• **Exercise requirements**: Take each line of the entries below that contains "price" and copy it.

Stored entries
- - -
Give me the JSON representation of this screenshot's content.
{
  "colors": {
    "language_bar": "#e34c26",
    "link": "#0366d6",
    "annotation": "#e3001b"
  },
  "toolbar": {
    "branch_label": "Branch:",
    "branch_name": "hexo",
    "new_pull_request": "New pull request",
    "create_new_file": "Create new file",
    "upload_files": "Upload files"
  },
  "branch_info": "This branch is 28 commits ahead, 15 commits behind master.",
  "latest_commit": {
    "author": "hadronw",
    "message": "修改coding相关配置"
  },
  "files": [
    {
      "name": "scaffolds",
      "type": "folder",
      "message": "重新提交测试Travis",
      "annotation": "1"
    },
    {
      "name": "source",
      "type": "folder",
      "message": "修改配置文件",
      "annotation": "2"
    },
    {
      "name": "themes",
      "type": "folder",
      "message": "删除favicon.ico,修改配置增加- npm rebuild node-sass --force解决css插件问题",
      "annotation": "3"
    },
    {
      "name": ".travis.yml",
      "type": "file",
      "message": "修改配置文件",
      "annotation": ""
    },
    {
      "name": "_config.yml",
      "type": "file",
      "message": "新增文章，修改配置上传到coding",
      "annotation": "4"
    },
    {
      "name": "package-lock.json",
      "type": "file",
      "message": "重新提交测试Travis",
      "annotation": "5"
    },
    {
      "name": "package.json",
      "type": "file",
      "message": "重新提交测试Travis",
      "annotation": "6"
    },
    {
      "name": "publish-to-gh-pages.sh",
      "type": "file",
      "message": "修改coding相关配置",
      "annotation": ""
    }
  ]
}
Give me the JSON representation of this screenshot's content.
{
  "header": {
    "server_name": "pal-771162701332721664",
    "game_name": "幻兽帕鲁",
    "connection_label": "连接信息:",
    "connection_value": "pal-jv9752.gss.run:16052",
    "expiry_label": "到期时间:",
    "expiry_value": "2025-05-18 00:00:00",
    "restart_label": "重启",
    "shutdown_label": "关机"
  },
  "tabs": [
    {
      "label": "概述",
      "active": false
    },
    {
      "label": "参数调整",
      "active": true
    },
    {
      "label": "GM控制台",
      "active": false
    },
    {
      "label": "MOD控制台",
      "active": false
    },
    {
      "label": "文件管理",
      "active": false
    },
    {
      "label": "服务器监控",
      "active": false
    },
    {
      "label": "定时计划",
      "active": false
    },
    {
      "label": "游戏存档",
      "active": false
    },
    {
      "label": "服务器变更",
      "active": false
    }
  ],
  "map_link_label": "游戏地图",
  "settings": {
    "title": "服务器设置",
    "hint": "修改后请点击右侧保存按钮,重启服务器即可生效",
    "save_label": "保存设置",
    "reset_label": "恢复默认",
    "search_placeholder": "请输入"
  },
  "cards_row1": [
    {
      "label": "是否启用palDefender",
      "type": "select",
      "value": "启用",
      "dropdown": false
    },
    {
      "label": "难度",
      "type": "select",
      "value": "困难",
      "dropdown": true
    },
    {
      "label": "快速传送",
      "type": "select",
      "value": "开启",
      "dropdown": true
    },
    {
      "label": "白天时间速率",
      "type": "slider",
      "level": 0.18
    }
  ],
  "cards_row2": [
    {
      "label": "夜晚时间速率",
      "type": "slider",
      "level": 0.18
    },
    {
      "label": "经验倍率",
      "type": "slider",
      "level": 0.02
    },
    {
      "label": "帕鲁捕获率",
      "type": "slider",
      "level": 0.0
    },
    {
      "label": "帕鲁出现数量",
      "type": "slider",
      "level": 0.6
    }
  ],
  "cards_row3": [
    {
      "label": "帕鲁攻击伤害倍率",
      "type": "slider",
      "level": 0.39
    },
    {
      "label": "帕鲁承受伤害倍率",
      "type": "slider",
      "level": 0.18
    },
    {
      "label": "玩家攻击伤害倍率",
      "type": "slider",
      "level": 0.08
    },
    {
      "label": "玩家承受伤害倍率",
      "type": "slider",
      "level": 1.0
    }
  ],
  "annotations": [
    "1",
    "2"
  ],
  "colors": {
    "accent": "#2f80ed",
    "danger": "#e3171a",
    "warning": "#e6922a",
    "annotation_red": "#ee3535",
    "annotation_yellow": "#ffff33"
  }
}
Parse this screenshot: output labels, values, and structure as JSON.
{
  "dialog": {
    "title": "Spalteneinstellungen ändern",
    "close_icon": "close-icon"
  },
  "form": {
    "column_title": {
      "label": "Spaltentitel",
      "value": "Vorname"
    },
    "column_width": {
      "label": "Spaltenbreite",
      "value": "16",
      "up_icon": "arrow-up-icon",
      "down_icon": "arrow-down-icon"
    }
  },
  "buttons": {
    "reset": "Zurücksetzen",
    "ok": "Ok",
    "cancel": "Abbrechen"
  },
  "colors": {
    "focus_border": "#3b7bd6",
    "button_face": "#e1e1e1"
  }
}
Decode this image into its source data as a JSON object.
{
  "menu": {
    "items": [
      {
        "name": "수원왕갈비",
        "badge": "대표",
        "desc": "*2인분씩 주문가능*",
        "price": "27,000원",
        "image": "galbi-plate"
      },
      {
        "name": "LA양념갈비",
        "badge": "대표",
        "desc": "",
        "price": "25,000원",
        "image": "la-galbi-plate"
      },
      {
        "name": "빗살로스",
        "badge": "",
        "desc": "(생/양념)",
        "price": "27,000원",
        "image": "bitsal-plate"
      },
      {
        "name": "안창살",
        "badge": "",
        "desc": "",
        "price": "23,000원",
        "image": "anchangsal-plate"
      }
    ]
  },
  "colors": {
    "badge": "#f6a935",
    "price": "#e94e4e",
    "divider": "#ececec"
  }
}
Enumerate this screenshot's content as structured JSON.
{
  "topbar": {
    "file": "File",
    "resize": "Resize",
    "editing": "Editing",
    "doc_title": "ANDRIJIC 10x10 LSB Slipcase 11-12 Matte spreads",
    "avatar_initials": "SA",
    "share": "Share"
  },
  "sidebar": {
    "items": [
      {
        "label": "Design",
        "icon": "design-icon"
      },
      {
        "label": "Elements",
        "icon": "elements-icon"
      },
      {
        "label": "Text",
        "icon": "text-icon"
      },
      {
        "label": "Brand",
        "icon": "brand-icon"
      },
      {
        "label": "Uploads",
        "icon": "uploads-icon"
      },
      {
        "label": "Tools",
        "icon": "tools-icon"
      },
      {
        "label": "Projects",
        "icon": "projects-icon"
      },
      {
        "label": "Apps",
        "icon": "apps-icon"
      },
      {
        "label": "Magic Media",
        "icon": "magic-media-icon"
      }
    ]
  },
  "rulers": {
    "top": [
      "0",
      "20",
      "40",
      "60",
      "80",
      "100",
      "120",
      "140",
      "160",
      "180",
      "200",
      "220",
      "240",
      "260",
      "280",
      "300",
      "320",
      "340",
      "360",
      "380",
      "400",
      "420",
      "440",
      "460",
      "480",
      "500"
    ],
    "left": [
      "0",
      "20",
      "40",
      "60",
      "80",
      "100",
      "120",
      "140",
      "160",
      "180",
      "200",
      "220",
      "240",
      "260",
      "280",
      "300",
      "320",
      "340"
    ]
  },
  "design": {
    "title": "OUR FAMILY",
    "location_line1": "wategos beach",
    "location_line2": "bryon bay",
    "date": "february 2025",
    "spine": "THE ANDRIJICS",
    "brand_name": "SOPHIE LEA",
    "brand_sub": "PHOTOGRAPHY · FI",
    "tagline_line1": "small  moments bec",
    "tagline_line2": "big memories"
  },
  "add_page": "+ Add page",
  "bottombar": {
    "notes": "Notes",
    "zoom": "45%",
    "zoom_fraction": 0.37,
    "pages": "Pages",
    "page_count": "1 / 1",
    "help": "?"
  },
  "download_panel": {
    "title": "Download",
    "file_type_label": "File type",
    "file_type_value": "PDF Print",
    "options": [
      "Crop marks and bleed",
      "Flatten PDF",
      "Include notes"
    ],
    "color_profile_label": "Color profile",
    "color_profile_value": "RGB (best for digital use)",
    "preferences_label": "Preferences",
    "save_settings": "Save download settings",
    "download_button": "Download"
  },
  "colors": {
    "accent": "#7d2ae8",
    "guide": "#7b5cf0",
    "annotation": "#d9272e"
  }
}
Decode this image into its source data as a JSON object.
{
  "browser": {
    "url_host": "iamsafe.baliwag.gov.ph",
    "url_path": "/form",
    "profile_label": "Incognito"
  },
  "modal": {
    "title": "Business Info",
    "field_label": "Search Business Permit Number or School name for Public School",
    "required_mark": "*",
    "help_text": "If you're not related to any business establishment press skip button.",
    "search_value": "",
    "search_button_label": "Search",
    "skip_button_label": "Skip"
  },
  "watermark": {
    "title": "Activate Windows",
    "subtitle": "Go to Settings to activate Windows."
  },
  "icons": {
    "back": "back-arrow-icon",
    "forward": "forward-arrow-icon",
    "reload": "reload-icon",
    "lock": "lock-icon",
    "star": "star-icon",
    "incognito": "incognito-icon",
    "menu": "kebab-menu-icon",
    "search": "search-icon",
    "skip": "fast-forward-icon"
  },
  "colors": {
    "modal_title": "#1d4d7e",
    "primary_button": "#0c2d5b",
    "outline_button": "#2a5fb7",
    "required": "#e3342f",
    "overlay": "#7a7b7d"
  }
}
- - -
• **Answer box**:
        "price": "27,000원",
        "price": "25,000원",
        "price": "27,000원",
        "price": "23,000원",
    "price": "#e94e4e",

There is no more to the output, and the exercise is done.